3. London theater on demand. I thought it was a dream come true when I could go to my local cinema and see productions by the National Theatre live, like the incredible version of Frankenstein Danny Boyle directed, featuring Benedict Cumberbatch and Johnny Lee Miller. Now there’s a web site that has a library of older productions you, like me, might have missed because… Oh, you live thousands of miles away and barely get a vacation every two years, if you’re lucky. Well, lady fortune has whammied you today, my theater-loving friends, because you can now watch “the best of British theater” in your jammies! Just subscribe to Digital Theatre, and let the streaming begin! It does cost a wee little something… but a lot less than a trip to London and a ticket, even from the half-price booth in Leicester Square.

4. This Medieval Princess Bathrobe from Think Geek.

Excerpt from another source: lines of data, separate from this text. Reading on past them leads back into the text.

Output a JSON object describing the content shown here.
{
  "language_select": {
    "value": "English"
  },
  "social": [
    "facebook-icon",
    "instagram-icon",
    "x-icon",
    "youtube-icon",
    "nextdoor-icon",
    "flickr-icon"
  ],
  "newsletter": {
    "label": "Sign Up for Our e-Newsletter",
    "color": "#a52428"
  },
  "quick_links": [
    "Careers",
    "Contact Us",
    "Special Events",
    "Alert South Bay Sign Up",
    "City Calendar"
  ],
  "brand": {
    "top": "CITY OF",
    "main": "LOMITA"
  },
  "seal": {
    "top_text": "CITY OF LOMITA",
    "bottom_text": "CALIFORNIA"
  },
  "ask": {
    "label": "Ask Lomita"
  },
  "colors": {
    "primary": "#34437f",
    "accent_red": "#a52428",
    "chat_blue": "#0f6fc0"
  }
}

Because don’t we all want to pretend we’re Galadriel every once in a while?

5. I won’t often use this space to self-promote or talk about personal things, since it’s meant to be an exercise in fun, but I have just put out a new book and, as a consequence, I’ve had to confront some experiences that I’d been dreading for months. Namely, the reaction of my friends and family when they discovered I write M/M, and exactly what that means. I think most bookish introvert types like myself can relate to the fact that few of our online adventures spill into the real world, especially if you have a family that has very rigid/conservative ideas about things (I don’t mean that in the political sense). The point of it all is that it’s your private play time (though of course a lot of good can be done in the process) and people in your real life don’t know that much, if anything, about it. This was the case for me.

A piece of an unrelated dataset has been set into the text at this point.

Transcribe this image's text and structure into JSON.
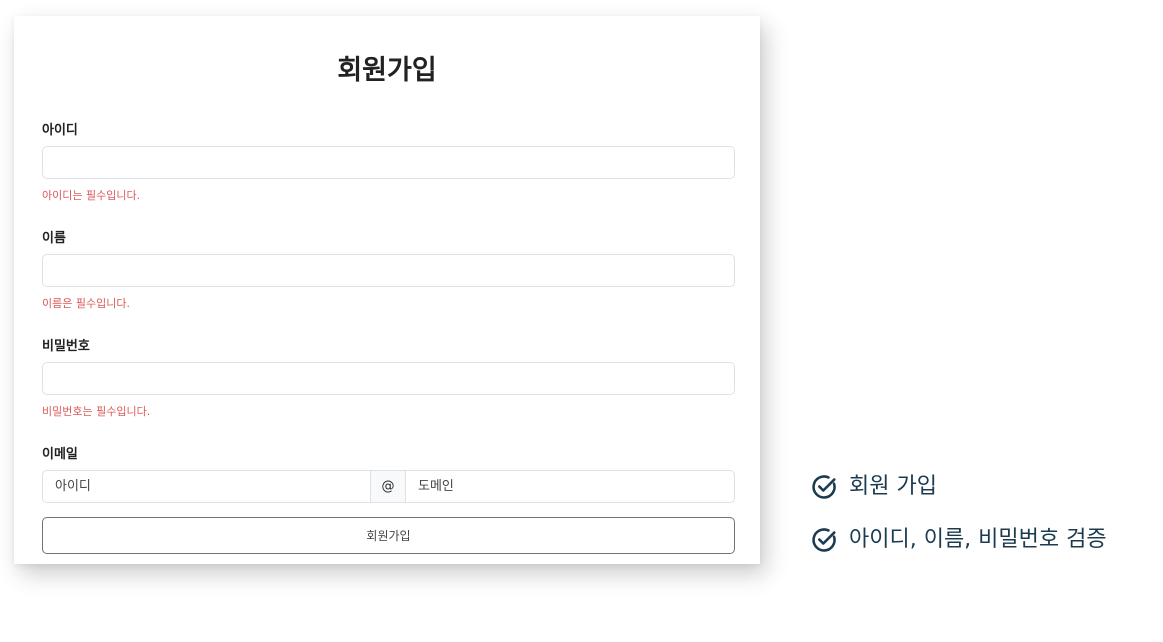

But when you publish a book, well, how can you keep that a secret? Especially from the people who love you. When I decided to focus on writing M/M, I knew that one day I would no longer be able to hide behind my computer. That actual living, breathing people I talk to on a regular basis would learn about this side-profession of mine, and I’d have to talk to them about it in the flesh. I should mention that I am not in any way ashamed of what I do. But I confess I was a bit nervous about how this all would play out.

Turns out, I didn’t need to be. My uncle joked that he wanted me to start writing M/F/F and my sister read some of the sex scenes to her friend over the phone. When I tried to hedge by saying that I know it’s weird, my sister corrected me and said it’s not. My mom read the book in two days and loved it. Something that had me quaking in my boots turned out to be no trouble at all, and I am so very grateful for that.

Hopefully you can find something in there to inspire you!

Selina ūüėÄ